Hearty-BEATS (Better Eating and Activity Through Schools) is a project which helps primary schools run activities promoting healthy hearts and lifestyles to pupils and their family members. This will be achieved through a variety of activities addressing healthy food within the school setting and at home, cooking skills, urban farming, physical activities, and the offer of health checks to family members.

Hearty Beats – The Gardening Club

For schools with a school garden, or who are interested in helping their pupils to grow, Hearty Beats are offering a new Gardening Club. Middlesbrough Environment City are always ecstatic to see the younger generations grow in regards to the environment, and helping them to grow their own plants and vegetables is the perfect first step to fostering an interest in all things gardening.

It will help to plant the seed of knowledge within their minds, developing their understanding of nature and how their food grows. It will also provide them with a suitable and friendly environment that will help them to expand their social skills and meet new friends through a mutual interest in gardening.


You can contact either Nicky or Emily for more information. They can be reached:

By Phone

01642 579839

01642 579820

By E-mail




For an 8 inch round cake tin/loaf tin OR 2 loaf tins

8oz to10oz Plain flour

2tsp to 2.5tsp ground ginger

1tsp to 1.25tsp mixed spice

1tsp to 1.25tsp bicarbonate of soda

2oz to 2.5oz soft brown sugar

4oz to 5oz margarine

8oz to10oz golden syrup

1/4 to 1/2 pint milk

2 eggs beaten


Grease and line the required baking tin(s).

Melt the margarine, syrup and sugar together, mix well and set aside.

In mixing bowl sieve together the flour ginger, mixed spice and bicarbonate of soda.

Add the milk to the melted syrup mixture to cool slightly before adding the beaten eggs, stir well.

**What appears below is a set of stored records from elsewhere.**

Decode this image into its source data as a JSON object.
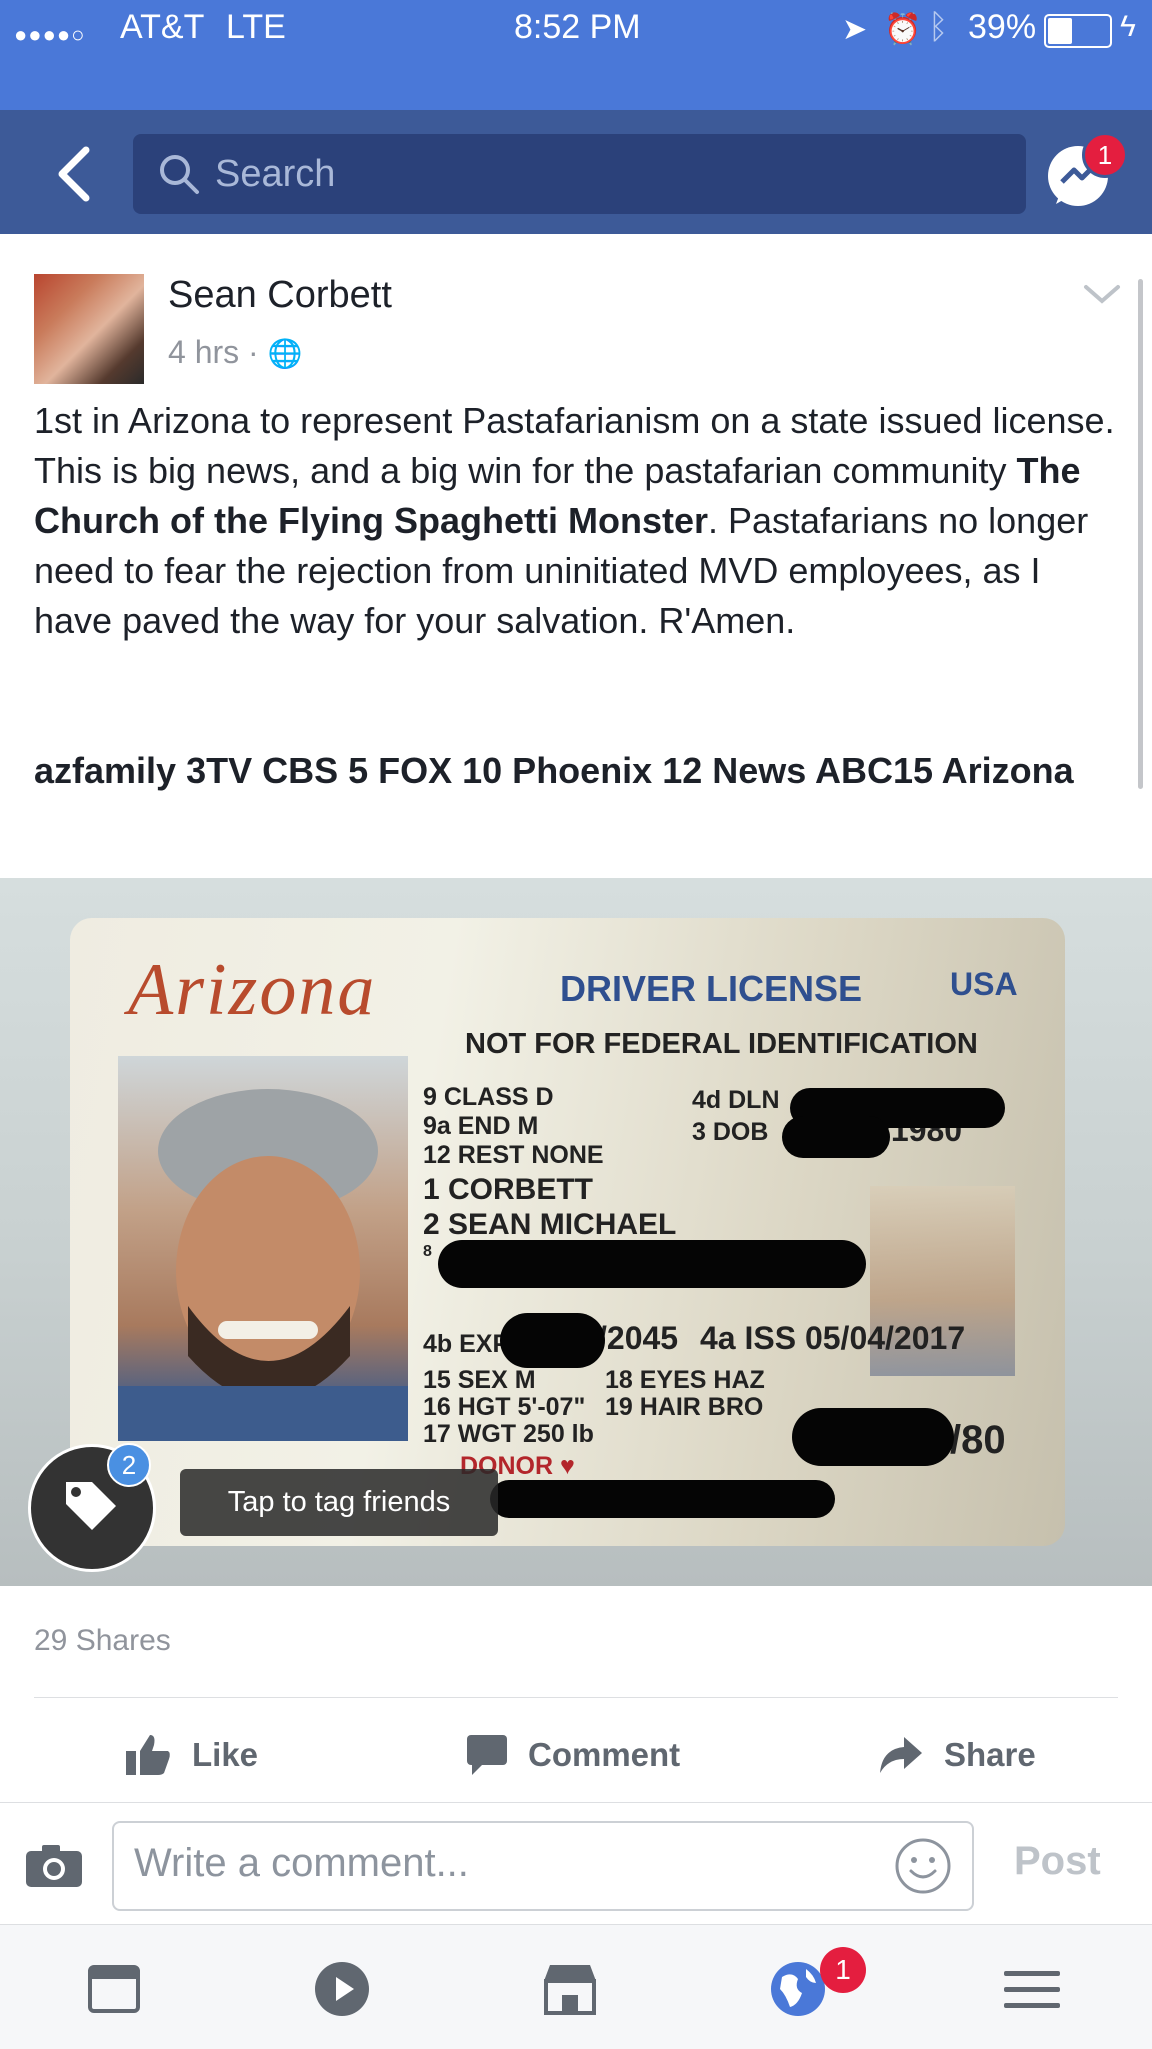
{
  "status_bar": {
    "carrier": "AT&T",
    "network": "LTE",
    "time": "8:52 PM",
    "battery": "39%"
  },
  "nav": {
    "search_placeholder": "Search",
    "messenger_badge": "1"
  },
  "post": {
    "author": "Sean Corbett",
    "time": "4 hrs",
    "text": "1st in Arizona to represent Pastafarianism on a state issued license. This is big news, and a big win for the pastafarian community ",
    "bold_mention": "The Church of the Flying Spaghetti Monster",
    "text_end": ". Pastafarians no longer need to fear the rejection from uninitiated MVD employees, as I have paved the way for your salvation. R'Amen.",
    "tags": "azfamily 3TV CBS 5 FOX 10 Phoenix 12 News ABC15 Arizona"
  },
  "license": {
    "state": "Arizona",
    "title": "DRIVER LICENSE",
    "country": "USA",
    "notice": "NOT FOR FEDERAL IDENTIFICATION",
    "class": "9 CLASS D",
    "end": "9a END  M",
    "rest": "12 REST NONE",
    "surname": "1 CORBETT",
    "given": "2 SEAN MICHAEL",
    "dln": "4d DLN",
    "dob_label": "3 DOB",
    "dob_year": "/1980",
    "exp_label": "4b EXP",
    "exp_year": "/2045",
    "iss": "4a ISS 05/04/2017",
    "sex": "15 SEX  M",
    "hgt": "16 HGT 5'-07\"",
    "wgt": "17 WGT 250 lb",
    "eyes": "18 EYES HAZ",
    "hair": "19 HAIR BRO",
    "donor": "DONOR",
    "tail": "/80",
    "eight": "8"
  },
  "photo_overlay": {
    "tag_count": "2",
    "tag_hint": "Tap to tag friends"
  },
  "engagement": {
    "shares": "29 Shares"
  },
  "actions": {
    "like": "Like",
    "comment": "Comment",
    "share": "Share"
  },
  "comment_box": {
    "placeholder": "Write a comment...",
    "post_label": "Post"
  },
  "tab_bar": {
    "notifications_badge": "1"
  },
  "colors": {
    "status_bg": "#4a78d8",
    "nav_bg": "#3d5a98",
    "badge": "#e41e3f"
  }
}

Add the wet mixture to the dry ingredients and mix with a whisk, (the mixture will be quite runny).

Pour the mixture into the lined cake tin and bake in a slow over at 150c, 300f or gas mark 2 for about 1 hour to 1.25 hrs



Pizza wraps are easy to make, they taste great and don’t need any additional sides as they are great on their own. For the best results make sure all the correct ingredients are prepared and you have the equipment to cook them.

Preparation time: less than 20 minutes

Cooking time: 3 to 8 minutes

Each wrap serves: Serves 1


1 wrap

2 tsp of tomato puree

1 small cup of grated cheese

plus any additional toppings:






Chilli flakes



Get a plain wrap and place on a chopping board

Add 2 tsp of tomato puree and spread it evenly across the wrap

Add a cup of grated cheese through the middle of the wrap and add any additional toppings if wanted.

Then fold the bottom of your wrap and roll it until its tightly wrapped.

Lastly put the wrap either in the over or better in the grill and leave it there for around 3-8 minutes until the outside is crisp and the inside has melted and its heated throughout.

Then it is ready to eat.